Wikipedia claims today is the anniversary of the 1743 birthday of Count Allesandro di Cagliostro, and who would disagree with Wikipedia? Well, actually I have, several times, but that’s irrelevant, because Cagliostro’s birthday is only the MacGuffin for this post about my own encounter with the man. Well, with his footsteps; I’m not old enough to have met him, since he died in 1795.
Cagliostro was many things: alchemist, doctor, seer, political intriguer, schemer, social climber, and scoundrel. He wasn’t an immortal, or the ruler of a country, and he wasn’t very tall. I mention the latter because he is so often portrayed in films as this tall, impressive fellow (see 1949’s Black Magic with Orson Welles or 2001’s The Affair of the Necklace with Christopher Walken as examples of Cagliostro being played by six-footers), when in fact he was at best of medium height and rather stout. And he had a beautiful wife, Seraphina, whose charms were, shall we say, sometimes lent out.
In 1779, Cagliostro was traveling about Europe, trying to interest wealthy patrons to join his “Egyptian” Freemasonry lodge, which unlike most forms of Freemasonry admitted women as well as men. He paid a visit to the Duchy of Courland, a semi-independent state in what is now Latvia, and tried to convince the leading members of the German-speaking nobility to join. While there, he apparently tried to seduce a young divorced noblewoman, Elisa von der Recke, who happened to be sister to the future duchess!
(The rest of the family was less chaste than Elisa. Her sister Dorothea and two of Dorothea’s daughters were notorious for their affairs.)
Well, in 2003, my girlfriend and I spent several days staying in Riga. Now Riga is an interesting city in its own right. But we were hunting for places Cagiostro had visited. In this, we were helped by historian Iain McCalman, who in a kind gesture sent us some information from his biography of Cagliostro which was just then about to be published. The Dukes of Courland had two large palaces constructed by famed Italian architect Francesco Bartolomeo Rastrelli (1700 – 1771), who also designed several palaces in and around St. Petersburg, Russia. So we visited those two palaces, of course.

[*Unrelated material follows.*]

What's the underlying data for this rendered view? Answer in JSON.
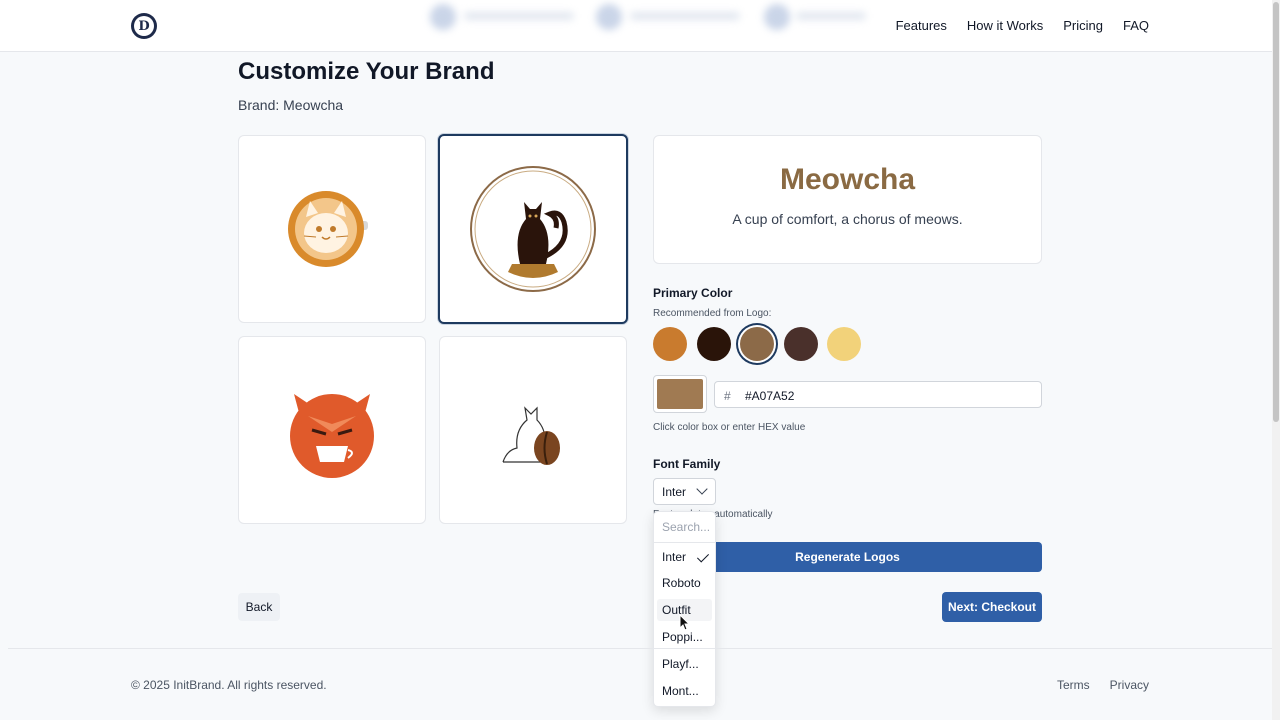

To this day, I am still amused by the reception we got at the museum in what was once the ducal palace in Mitau (now Jelgava). When we explained we were tracking down Cagliostro, the staff member exclaimed, “Caglisotro? But aren’t you Americans? Shouldn’t you be looking for Casanova?” Apparently Americans are supposed to be obsessed with sex, not the occult.
Our greatest triumph was tracking down the Wilzen manor of the von Medem family, where Cagliostro had conducted seances and claimed there was a buried treasure. We went to the present-day town of Vilce, Latvia, and began asking around. This was not easy, as between us we (that is, E.J.) spoke very little Russian and even less Latvian. We stopped in the first grocery store we saw, and tried to ask using the Latvian terms for “big old country house.” This did not work. In fact the people seemed to be telling us that there were no old buildings around, that the community was mostly a post-World War II Soviet factory town. Still, we persevered. Our attempt at the other grocery store in town also began as a failure. However, E. J. had an inspiration, and asked whether there was a “pils,” meaning palace or castle, in town. An elderly woman lit up at that, and informed us that there was such a place, which turned out to be the local school building. She tried to tell us a great deal more, but she knew no English, even though she managed to tell us she had relatives in Colorado Springs, Colorado!
Two years ago, E. J. got back to Latvia for a month’s stay on an artist’s residency. Thanks to the Latvijas Piļu un muižu asociācija (roughly the Latvian Palaces and Manors Association, to keep the initials the same), she received a tour of the old manor house in Vilce, with a guide explaining how the building had been laid out and used in Cagliostro’s time. Neat. All this will eventually be material for her graphic novel about Cagliostro’s schemes in Courland.
There’s just something about knowing the history of a place and going to see it. It makes me feel more connected to the history. Thanks to that trip, I have an enduring affection for that scoundrel Cagliostro, and a fond memory of an elderly woman trying to do her best to help out some American visitors who had strayed far away from the normal haunts of tourists and into her home town.